Excerpted records →

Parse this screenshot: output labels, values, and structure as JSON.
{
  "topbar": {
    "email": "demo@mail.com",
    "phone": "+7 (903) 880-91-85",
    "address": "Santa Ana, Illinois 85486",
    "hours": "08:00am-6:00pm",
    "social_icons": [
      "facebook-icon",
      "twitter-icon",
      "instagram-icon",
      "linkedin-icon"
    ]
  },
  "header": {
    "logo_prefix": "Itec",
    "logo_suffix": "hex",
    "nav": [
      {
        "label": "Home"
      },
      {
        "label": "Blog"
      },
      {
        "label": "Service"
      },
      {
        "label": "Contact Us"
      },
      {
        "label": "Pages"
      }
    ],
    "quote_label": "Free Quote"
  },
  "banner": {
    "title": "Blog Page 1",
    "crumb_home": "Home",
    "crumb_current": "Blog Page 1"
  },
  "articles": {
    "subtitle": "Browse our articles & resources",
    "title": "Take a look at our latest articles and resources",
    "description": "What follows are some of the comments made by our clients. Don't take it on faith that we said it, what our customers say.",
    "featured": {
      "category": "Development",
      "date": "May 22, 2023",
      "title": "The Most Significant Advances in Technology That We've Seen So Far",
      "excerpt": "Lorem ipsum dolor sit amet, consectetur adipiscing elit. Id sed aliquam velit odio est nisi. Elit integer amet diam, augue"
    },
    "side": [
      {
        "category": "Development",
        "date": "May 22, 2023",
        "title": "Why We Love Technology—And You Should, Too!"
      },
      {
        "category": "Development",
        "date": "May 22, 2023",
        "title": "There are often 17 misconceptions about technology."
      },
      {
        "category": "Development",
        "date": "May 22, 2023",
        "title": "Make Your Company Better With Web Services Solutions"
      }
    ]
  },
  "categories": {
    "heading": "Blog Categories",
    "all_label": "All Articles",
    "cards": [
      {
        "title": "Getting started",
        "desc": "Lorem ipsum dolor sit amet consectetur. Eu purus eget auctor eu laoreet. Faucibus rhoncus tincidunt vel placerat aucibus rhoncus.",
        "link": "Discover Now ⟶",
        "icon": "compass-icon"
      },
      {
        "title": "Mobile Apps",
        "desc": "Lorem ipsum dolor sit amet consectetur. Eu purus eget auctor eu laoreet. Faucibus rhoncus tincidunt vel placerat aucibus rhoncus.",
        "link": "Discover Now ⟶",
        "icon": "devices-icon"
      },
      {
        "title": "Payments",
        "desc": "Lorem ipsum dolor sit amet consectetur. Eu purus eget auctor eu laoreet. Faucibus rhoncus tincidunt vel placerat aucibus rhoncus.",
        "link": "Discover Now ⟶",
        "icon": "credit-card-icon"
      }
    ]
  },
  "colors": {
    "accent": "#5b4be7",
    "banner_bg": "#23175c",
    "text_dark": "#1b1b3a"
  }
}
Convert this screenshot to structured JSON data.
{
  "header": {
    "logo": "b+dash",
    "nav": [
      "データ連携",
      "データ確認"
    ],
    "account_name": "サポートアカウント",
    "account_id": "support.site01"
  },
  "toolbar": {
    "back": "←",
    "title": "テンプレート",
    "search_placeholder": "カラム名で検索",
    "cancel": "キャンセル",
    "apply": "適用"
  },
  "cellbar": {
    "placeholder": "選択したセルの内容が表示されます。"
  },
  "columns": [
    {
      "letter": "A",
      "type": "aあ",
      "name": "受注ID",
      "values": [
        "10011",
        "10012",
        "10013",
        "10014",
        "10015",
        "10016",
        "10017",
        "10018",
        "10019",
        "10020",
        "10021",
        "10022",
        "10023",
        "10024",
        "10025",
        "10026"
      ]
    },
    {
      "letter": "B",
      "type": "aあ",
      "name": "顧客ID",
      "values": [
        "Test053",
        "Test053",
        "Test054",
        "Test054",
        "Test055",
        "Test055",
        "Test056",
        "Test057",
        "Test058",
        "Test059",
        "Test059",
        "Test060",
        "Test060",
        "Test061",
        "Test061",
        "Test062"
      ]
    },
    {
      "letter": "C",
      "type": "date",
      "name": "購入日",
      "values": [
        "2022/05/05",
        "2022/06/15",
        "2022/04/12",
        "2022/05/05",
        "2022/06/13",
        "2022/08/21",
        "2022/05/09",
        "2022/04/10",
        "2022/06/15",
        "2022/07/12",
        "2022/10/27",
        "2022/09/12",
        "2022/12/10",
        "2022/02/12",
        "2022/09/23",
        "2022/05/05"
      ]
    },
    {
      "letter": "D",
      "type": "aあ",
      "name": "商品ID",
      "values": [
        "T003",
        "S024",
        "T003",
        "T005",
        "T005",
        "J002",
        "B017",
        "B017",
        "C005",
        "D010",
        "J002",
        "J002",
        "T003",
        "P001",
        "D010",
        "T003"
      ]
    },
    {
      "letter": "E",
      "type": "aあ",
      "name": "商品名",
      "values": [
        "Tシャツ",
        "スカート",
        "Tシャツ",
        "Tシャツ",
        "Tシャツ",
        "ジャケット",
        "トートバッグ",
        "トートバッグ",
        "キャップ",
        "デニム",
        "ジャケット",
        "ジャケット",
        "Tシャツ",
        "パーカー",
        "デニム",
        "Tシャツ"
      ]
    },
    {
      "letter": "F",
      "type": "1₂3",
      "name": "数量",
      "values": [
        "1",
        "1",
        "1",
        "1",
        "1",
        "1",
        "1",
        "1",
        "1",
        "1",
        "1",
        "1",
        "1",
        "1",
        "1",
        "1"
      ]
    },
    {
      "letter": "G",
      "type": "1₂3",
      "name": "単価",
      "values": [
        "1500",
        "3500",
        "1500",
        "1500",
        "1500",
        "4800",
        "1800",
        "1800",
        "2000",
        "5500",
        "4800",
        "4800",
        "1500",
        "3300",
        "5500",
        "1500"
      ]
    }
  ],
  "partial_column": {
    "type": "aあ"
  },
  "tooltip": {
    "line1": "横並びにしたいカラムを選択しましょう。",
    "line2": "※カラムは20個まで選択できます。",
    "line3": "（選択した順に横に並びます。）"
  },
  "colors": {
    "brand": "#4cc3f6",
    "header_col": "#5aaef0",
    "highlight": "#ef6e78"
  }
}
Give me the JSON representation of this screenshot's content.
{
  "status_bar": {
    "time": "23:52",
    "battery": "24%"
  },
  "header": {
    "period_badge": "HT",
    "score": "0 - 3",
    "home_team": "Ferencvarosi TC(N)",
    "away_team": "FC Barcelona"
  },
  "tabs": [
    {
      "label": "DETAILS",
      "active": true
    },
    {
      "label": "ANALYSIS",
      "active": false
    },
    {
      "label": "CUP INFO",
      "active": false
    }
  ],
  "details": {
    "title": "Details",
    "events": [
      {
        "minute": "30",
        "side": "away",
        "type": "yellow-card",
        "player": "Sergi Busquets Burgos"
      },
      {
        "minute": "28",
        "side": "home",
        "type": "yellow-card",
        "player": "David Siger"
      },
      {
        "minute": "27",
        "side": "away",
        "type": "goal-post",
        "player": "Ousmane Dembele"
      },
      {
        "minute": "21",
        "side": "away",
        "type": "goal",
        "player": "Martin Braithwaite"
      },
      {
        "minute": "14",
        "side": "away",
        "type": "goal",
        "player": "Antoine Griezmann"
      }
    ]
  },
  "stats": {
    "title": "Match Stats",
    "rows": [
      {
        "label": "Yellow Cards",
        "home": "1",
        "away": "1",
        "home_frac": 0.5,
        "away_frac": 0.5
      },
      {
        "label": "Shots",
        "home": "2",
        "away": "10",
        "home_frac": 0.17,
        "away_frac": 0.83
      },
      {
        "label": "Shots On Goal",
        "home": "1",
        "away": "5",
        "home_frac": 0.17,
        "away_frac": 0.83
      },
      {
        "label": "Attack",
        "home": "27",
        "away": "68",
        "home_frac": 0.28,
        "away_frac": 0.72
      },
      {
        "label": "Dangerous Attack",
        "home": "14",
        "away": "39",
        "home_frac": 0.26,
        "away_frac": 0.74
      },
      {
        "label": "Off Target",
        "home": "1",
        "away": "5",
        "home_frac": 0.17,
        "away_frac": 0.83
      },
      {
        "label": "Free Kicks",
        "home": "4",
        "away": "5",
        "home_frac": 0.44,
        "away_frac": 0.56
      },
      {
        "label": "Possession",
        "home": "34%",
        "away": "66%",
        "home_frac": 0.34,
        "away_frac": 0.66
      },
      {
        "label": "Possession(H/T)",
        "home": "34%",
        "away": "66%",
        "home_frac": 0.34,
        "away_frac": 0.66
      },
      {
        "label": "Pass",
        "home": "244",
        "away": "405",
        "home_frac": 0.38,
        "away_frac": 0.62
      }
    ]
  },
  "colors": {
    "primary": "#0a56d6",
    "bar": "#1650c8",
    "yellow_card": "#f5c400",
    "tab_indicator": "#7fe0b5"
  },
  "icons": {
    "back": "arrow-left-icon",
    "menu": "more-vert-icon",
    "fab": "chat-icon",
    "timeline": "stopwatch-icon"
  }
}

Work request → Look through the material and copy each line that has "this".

Written response →
Parse this screenshot: output labels, values, and structure as JSON.
Convert this screenshot to structured JSON data.
Give me the JSON representation of this screenshot's content.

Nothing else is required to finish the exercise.